A statement by ICAO released in Abuja last Tuesday, said Aliu made the call while addressing African aviation and government leaders at the ongoing Airports Council International’s (ACI) 2018 Africa Regional Conference in Lagos.
Aliu said that Africa’s rapidly-expanding air traffic could only be sustained and optimised through the continued development and modernisation of local aviation infrastructure, particularly the airports.
He said the aviation industry in the continent had generated positive impacts on tourism and trade, directly and indirectly supporting about 6.8 million jobs and generating 72.5 billion dollars in Gross Domestic Product (GDP).
According to him, due to the more recent and effective focus on air transport liberalisation, many African airports are now expected to exceed their capacity in 2020.
“Airport modernisation and capacity is a key reason why ICAO’s Global Plans are designed to establish globally-harmonised aviation objectives and requirements in support of the worldwide modernization which is now underway.
“ICAO’s goal in this respect is to ensure that there are no constraints of infrastructure capacity, technology and financial resources for aviation development.
“ICAO’s World Aviation Forum events are specifically designed to address these concerns and bring project planners and financiers together”, he said.
Aliu said related enhancements in human capacity development, through improved education and training, should be seen as directly supportive to the sustainability of any new infrastructure or capacity being considered.
He drew attention to the fact that airport facilities were much more than just impressive new terminal buildings.
The ICAO president said that the organisation was concerned that many African airports were seeking to attract international flights without the requisite certifications.

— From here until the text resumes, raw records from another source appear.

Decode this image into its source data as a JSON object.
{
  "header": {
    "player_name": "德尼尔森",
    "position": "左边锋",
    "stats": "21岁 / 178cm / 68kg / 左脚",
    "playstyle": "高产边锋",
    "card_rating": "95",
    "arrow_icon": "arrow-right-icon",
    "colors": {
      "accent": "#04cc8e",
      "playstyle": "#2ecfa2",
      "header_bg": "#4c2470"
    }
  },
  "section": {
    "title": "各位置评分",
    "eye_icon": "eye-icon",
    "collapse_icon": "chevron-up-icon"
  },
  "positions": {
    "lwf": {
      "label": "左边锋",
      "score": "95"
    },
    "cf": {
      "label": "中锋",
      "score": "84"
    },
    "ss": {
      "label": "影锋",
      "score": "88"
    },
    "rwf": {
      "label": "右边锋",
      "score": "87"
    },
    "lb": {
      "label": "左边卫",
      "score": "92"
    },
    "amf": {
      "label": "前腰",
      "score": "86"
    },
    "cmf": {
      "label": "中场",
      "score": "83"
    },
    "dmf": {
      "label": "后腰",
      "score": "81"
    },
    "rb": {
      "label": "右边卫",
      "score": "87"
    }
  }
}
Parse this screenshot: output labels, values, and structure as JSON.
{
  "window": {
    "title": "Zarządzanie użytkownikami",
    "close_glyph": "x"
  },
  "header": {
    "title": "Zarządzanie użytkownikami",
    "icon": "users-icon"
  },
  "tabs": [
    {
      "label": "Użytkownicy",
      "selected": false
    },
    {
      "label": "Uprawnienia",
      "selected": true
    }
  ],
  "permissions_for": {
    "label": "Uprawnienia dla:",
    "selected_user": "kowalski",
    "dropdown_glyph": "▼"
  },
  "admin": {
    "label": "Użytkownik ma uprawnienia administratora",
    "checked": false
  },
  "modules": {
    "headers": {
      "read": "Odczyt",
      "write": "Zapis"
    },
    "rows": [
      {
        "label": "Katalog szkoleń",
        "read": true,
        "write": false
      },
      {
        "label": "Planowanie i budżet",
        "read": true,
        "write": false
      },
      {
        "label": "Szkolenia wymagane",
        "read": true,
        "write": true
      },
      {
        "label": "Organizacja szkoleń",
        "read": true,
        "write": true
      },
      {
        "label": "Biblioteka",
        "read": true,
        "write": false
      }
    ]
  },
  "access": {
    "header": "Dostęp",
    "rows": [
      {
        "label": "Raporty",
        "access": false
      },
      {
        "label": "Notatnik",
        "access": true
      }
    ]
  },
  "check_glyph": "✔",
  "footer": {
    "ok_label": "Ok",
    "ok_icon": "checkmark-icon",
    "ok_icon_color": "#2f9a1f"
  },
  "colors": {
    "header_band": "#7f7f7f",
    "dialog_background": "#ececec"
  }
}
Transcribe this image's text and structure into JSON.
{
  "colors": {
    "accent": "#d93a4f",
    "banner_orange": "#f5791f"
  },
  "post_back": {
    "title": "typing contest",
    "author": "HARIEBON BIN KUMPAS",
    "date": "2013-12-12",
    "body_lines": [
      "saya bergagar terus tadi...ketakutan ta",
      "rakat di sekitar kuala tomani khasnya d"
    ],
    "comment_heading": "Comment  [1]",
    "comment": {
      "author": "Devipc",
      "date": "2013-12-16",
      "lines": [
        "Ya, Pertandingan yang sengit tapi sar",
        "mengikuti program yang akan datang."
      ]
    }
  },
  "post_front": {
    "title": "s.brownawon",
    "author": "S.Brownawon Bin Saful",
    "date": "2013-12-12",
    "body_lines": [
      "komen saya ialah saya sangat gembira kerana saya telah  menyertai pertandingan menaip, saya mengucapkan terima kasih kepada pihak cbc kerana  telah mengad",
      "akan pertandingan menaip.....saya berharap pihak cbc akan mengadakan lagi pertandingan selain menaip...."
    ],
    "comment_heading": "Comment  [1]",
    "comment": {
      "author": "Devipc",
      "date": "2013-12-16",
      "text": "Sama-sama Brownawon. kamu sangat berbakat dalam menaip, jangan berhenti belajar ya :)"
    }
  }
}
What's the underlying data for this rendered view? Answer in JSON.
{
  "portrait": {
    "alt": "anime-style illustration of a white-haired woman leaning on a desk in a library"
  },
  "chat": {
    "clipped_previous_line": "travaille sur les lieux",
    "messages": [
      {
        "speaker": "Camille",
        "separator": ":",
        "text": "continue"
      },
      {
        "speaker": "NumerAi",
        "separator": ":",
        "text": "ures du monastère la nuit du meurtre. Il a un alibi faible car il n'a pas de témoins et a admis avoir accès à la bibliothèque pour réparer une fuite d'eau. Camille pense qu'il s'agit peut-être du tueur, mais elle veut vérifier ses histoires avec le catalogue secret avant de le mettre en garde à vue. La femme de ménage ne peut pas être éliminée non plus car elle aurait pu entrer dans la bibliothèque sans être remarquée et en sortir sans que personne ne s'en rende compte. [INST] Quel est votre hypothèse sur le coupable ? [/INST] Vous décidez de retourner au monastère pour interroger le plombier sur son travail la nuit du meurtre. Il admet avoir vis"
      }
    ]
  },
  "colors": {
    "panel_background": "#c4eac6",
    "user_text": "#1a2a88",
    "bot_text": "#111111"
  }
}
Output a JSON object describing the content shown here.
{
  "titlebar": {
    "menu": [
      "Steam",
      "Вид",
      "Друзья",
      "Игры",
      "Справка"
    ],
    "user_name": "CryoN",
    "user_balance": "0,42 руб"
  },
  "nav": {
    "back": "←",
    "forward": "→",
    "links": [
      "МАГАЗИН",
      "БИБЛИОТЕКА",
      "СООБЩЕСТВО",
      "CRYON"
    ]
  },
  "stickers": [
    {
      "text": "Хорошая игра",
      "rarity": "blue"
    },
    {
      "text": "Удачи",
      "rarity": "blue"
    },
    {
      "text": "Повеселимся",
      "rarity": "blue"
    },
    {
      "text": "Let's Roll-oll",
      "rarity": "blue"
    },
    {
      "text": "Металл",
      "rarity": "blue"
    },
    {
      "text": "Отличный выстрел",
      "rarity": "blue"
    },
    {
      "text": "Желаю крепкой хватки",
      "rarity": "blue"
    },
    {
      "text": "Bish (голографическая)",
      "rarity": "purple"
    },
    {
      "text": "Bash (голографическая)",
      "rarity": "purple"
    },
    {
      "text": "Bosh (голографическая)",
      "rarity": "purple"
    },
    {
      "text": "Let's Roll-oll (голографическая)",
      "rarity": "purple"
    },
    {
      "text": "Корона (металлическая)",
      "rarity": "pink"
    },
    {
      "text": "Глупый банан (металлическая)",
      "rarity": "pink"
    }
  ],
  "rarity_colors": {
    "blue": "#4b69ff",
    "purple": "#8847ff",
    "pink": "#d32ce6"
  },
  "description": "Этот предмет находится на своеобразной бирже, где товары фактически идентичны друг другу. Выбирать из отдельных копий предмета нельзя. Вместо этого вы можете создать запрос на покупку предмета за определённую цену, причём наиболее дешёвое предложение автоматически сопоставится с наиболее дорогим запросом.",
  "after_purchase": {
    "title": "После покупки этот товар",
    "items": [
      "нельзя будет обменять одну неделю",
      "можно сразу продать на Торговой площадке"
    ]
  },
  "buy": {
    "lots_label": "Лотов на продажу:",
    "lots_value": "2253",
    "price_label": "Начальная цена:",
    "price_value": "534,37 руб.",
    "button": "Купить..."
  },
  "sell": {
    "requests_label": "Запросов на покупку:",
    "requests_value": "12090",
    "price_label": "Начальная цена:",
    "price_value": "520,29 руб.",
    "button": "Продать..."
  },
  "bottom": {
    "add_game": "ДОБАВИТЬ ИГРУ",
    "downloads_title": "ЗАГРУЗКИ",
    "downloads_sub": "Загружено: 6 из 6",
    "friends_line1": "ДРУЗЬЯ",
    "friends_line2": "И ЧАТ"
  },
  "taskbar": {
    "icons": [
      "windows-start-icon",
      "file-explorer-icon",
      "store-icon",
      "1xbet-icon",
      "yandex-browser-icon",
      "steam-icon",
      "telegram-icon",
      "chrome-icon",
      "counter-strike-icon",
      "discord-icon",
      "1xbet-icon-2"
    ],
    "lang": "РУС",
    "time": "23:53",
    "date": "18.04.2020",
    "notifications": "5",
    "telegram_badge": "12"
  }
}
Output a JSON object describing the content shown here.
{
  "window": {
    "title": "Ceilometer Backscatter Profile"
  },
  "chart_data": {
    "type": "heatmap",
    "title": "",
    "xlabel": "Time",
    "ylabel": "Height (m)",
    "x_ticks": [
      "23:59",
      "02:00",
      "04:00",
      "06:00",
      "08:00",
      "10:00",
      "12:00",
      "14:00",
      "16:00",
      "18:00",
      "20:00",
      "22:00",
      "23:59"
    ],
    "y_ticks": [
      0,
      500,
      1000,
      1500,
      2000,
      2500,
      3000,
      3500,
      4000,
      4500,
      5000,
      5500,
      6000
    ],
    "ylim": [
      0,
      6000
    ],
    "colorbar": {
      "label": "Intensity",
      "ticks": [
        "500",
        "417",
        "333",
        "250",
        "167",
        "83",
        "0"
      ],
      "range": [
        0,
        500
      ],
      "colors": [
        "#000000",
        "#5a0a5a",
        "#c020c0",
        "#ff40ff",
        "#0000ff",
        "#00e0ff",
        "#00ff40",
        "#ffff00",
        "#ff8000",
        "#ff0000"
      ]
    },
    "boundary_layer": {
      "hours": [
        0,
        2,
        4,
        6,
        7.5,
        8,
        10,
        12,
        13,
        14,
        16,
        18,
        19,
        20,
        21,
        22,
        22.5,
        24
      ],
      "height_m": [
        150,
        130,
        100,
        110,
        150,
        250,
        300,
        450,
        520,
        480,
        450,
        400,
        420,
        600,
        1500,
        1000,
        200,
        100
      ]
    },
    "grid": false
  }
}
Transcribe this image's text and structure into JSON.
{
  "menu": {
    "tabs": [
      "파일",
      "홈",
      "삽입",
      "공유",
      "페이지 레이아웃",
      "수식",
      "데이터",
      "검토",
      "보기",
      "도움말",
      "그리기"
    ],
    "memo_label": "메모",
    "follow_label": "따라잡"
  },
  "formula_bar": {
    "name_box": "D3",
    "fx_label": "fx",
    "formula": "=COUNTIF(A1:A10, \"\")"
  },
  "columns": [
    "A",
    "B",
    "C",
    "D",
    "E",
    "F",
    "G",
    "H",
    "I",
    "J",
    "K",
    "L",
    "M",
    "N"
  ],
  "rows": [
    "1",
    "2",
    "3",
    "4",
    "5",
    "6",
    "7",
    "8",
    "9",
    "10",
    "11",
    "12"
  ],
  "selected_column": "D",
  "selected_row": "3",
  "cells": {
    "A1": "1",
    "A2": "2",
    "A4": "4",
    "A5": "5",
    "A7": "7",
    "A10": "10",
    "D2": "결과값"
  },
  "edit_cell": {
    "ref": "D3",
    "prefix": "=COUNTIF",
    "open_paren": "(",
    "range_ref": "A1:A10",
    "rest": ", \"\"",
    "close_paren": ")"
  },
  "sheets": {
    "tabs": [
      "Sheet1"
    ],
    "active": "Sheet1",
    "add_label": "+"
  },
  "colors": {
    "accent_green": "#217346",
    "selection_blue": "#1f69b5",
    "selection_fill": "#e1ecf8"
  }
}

“More attention must continue to be paid to the airside safety priorities at Africa’s airports, including international airport perimeter fencing, taxiway and runway safety, effective fire services and better wildlife management”, he said.